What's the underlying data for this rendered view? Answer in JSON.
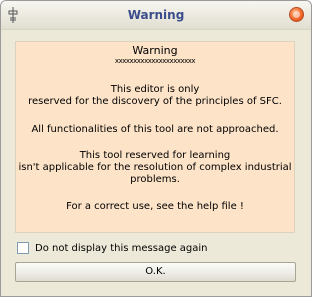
{
  "window": {
    "title": "Warning",
    "system_icon": "ladder-diagram-icon",
    "close_icon": "close-icon",
    "close_color": "#f36a2a"
  },
  "message": {
    "heading": "Warning",
    "rule": "xxxxxxxxxxxxxxxxxxxxxx",
    "lines": [
      "This editor is only",
      "reserved for the discovery of the principles of SFC.",
      "All functionalities of this tool are not approached.",
      "This tool reserved for learning",
      "isn't applicable for the resolution of complex industrial",
      "problems.",
      "For a correct use, see the help file !"
    ],
    "background": "#fde3c8"
  },
  "checkbox": {
    "label": "Do not display  this message again",
    "checked": false
  },
  "ok_button": {
    "label": "O.K."
  }
}
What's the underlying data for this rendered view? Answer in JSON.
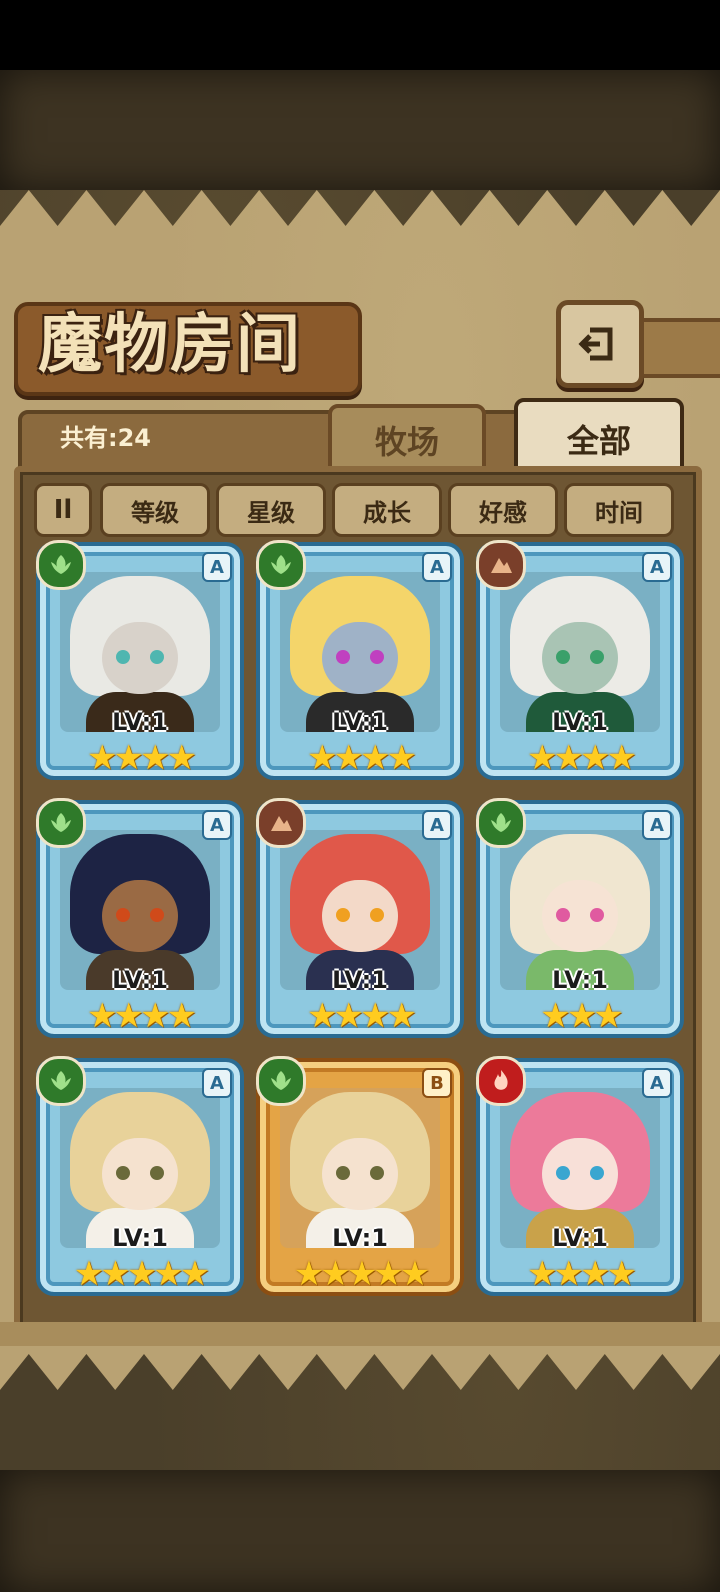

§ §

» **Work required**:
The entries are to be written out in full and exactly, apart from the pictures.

» **Reply**:
What's the underlying data for this rendered view? Answer in JSON.
{
  "window": {
    "title": "Warning",
    "system_icon": "ladder-diagram-icon",
    "close_icon": "close-icon",
    "close_color": "#f36a2a"
  },
  "message": {
    "heading": "Warning",
    "rule": "xxxxxxxxxxxxxxxxxxxxxx",
    "lines": [
      "This editor is only",
      "reserved for the discovery of the principles of SFC.",
      "All functionalities of this tool are not approached.",
      "This tool reserved for learning",
      "isn't applicable for the resolution of complex industrial",
      "problems.",
      "For a correct use, see the help file !"
    ],
    "background": "#fde3c8"
  },
  "checkbox": {
    "label": "Do not display  this message again",
    "checked": false
  },
  "ok_button": {
    "label": "O.K."
  }
}
What's the underlying data for this rendered view? Answer in JSON.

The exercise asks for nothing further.